Could you copy each line of the listing below that has the word "Credits"?

◆ Dataset content ◆
↓↓↓

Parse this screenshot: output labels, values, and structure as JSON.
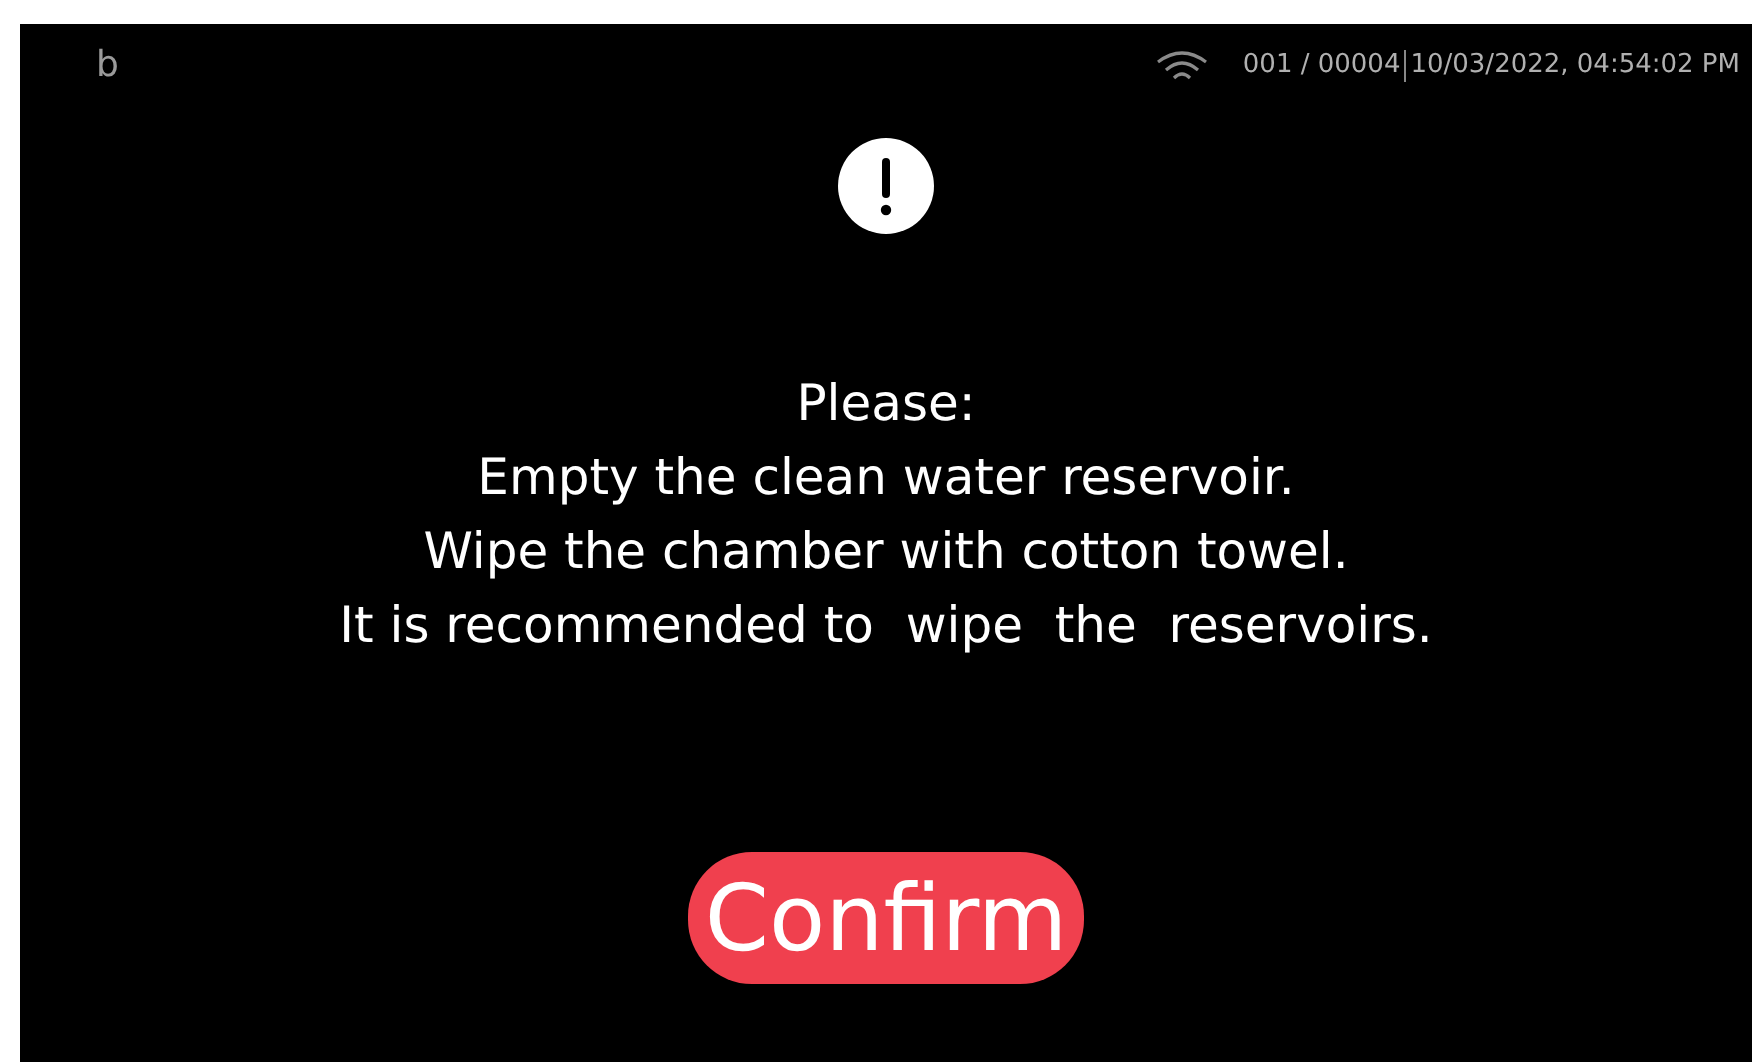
{
  "header": {
    "logo": "b",
    "counter": "001 / 00004",
    "datetime": "10/03/2022, 04:54:02 PM"
  },
  "message": {
    "lines": [
      "Please:",
      "Empty the clean water reservoir.",
      "Wipe the chamber with cotton towel.",
      "It is recommended to  wipe  the  reservoirs."
    ]
  },
  "buttons": [
    {
      "label": "Confirm"
    }
  ]
}
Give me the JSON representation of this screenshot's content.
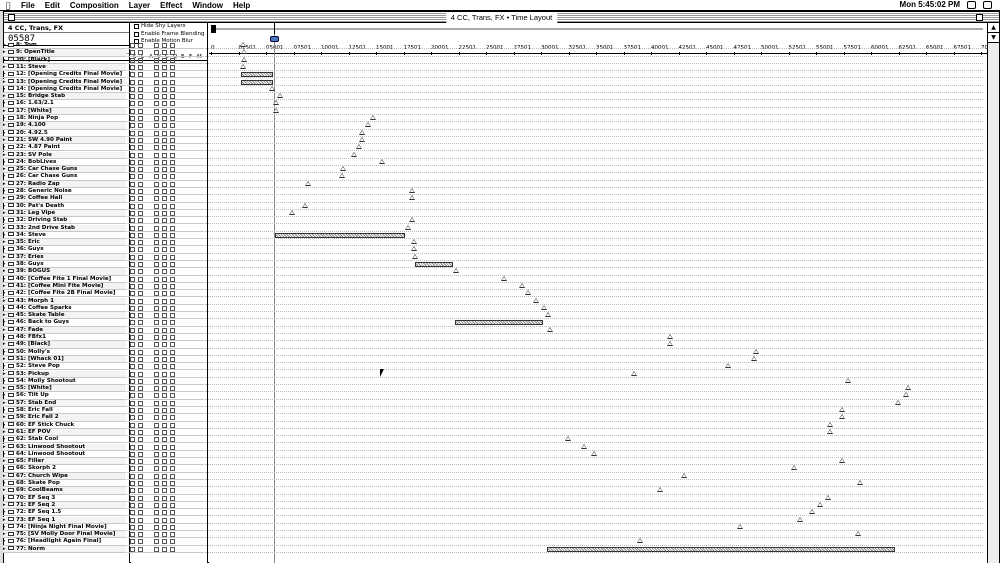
{
  "menubar": {
    "apple": "",
    "items": [
      "File",
      "Edit",
      "Composition",
      "Layer",
      "Effect",
      "Window",
      "Help"
    ],
    "clock": "Mon 5:45:02 PM"
  },
  "window": {
    "title": "4 CC, Trans, FX • Time Layout",
    "comp_tab": "4 CC, Trans, FX",
    "timecode": "05587",
    "layer_name_header": "Layer Name",
    "switch_header": [
      "S",
      "L",
      "A",
      "V",
      "C",
      "Q",
      "E",
      "F",
      "M"
    ],
    "options": [
      "Hide Shy Layers",
      "Enable Frame Blending",
      "Enable Motion Blur"
    ],
    "ruler_ticks": [
      "0",
      "02501",
      "05001",
      "07501",
      "10001",
      "12501",
      "15001",
      "17501",
      "20001",
      "22501",
      "25001",
      "27501",
      "30001",
      "32501",
      "35001",
      "37501",
      "40001",
      "42501",
      "45001",
      "47501",
      "50001",
      "52501",
      "55001",
      "57501",
      "60001",
      "62501",
      "65001",
      "67501",
      "7000"
    ]
  },
  "layers": [
    {
      "name": "8: Tom",
      "kf": [
        35
      ]
    },
    {
      "name": "9: OpenTitle",
      "kf": [
        36
      ]
    },
    {
      "name": "10: [Black]",
      "kf": [
        36
      ]
    },
    {
      "name": "11: Steve",
      "kf": [
        35
      ]
    },
    {
      "name": "12: [Opening Credits Final Movie]",
      "bar": [
        36,
        68
      ]
    },
    {
      "name": "13: [Opening Credits Final Movie]",
      "bar": [
        36,
        68
      ]
    },
    {
      "name": "14: [Opening Credits Final Movie]",
      "kf": [
        64
      ]
    },
    {
      "name": "15: Bridge Stab",
      "kf": [
        72
      ]
    },
    {
      "name": "16: 1.63/2.1",
      "kf": [
        68
      ]
    },
    {
      "name": "17: [White]",
      "kf": [
        68
      ]
    },
    {
      "name": "18: Ninja Pop",
      "kf": [
        165
      ]
    },
    {
      "name": "19: 4.100",
      "kf": [
        160
      ]
    },
    {
      "name": "20: 4.92.5",
      "kf": [
        154
      ]
    },
    {
      "name": "21: SW 4.90 Paint",
      "kf": [
        154
      ]
    },
    {
      "name": "22: 4.87 Paint",
      "kf": [
        151
      ]
    },
    {
      "name": "23: SV Pole",
      "kf": [
        146
      ]
    },
    {
      "name": "24: BobLives",
      "kf": [
        174
      ]
    },
    {
      "name": "25: Car Chase Guns",
      "kf": [
        135
      ]
    },
    {
      "name": "26: Car Chase Guns",
      "kf": [
        134
      ]
    },
    {
      "name": "27: Radio Zap",
      "kf": [
        100
      ]
    },
    {
      "name": "28: Generic Noise",
      "kf": [
        204
      ]
    },
    {
      "name": "29: Coffee Hall",
      "kf": [
        204
      ]
    },
    {
      "name": "30: Pat's Death",
      "kf": [
        97
      ]
    },
    {
      "name": "31: Leg Vipe",
      "kf": [
        84
      ]
    },
    {
      "name": "32: Driving Stab",
      "kf": [
        204
      ]
    },
    {
      "name": "33: 2nd Drive Stab",
      "kf": [
        200
      ]
    },
    {
      "name": "34: Steve",
      "bar": [
        70,
        200
      ]
    },
    {
      "name": "35: Eric",
      "kf": [
        206
      ]
    },
    {
      "name": "36: Guys",
      "kf": [
        206
      ]
    },
    {
      "name": "37: Eries",
      "kf": [
        207
      ]
    },
    {
      "name": "38: Guys",
      "bar": [
        210,
        248
      ]
    },
    {
      "name": "39: BOGUS",
      "kf": [
        248
      ]
    },
    {
      "name": "40: [Coffee Fite 1 Final Movie]",
      "kf": [
        296
      ]
    },
    {
      "name": "41: [Coffee Mini Fite Movie]",
      "kf": [
        314
      ]
    },
    {
      "name": "42: [Coffee Fite 2B Final Movie]",
      "kf": [
        320
      ]
    },
    {
      "name": "43: Morph 1",
      "kf": [
        328
      ]
    },
    {
      "name": "44: Coffee Sparks",
      "kf": [
        336
      ]
    },
    {
      "name": "45: Skate Table",
      "kf": [
        340
      ]
    },
    {
      "name": "46: Back to Guys",
      "bar": [
        250,
        338
      ]
    },
    {
      "name": "47: Fade",
      "kf": [
        342
      ]
    },
    {
      "name": "48: FBfx1",
      "kf": [
        462
      ]
    },
    {
      "name": "49: [Black]",
      "kf": [
        462
      ]
    },
    {
      "name": "50: Molly's",
      "kf": [
        548
      ]
    },
    {
      "name": "51: [Whack 01]",
      "kf": [
        546
      ]
    },
    {
      "name": "52: Steve Pop",
      "kf": [
        520
      ]
    },
    {
      "name": "53: Pickup",
      "kf": [
        426
      ]
    },
    {
      "name": "54: Molly Shootout",
      "kf": [
        640
      ]
    },
    {
      "name": "55: [White]",
      "kf": [
        700
      ]
    },
    {
      "name": "56: Tilt Up",
      "kf": [
        698
      ]
    },
    {
      "name": "57: Stab End",
      "kf": [
        690
      ]
    },
    {
      "name": "58: Eric Fall",
      "kf": [
        634
      ]
    },
    {
      "name": "59: Eric Fall 2",
      "kf": [
        634
      ]
    },
    {
      "name": "60: EF Stick Chuck",
      "kf": [
        622
      ]
    },
    {
      "name": "61: EF POV",
      "kf": [
        622
      ]
    },
    {
      "name": "62: Stab Cool",
      "kf": [
        360
      ]
    },
    {
      "name": "63: Linwood Shootout",
      "kf": [
        376
      ]
    },
    {
      "name": "64: Linwood Shootout",
      "kf": [
        386
      ]
    },
    {
      "name": "65: Filler",
      "kf": [
        634
      ]
    },
    {
      "name": "66: Skorph 2",
      "kf": [
        586
      ]
    },
    {
      "name": "67: Church Wipe",
      "kf": [
        476
      ]
    },
    {
      "name": "68: Skate Pop",
      "kf": [
        652
      ]
    },
    {
      "name": "69: CoolBeams",
      "kf": [
        452
      ]
    },
    {
      "name": "70: EF Seq 3",
      "kf": [
        620
      ]
    },
    {
      "name": "71: EF Seq 2",
      "kf": [
        612
      ]
    },
    {
      "name": "72: EF Seq 1.5",
      "kf": [
        604
      ]
    },
    {
      "name": "73: EF Seq 1",
      "kf": [
        592
      ]
    },
    {
      "name": "74: [Ninja Night Final Movie]",
      "kf": [
        532
      ]
    },
    {
      "name": "75: [SV Molly Door Final Movie]",
      "kf": [
        650
      ]
    },
    {
      "name": "76: [Headlight Again Final]",
      "kf": [
        432
      ]
    },
    {
      "name": "77: Norm",
      "bar": [
        342,
        690
      ]
    }
  ]
}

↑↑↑

◆ Answer box ◆
      "name": "12: [Opening Credits Final Movie]",
      "name": "13: [Opening Credits Final Movie]",
      "name": "14: [Opening Credits Final Movie]",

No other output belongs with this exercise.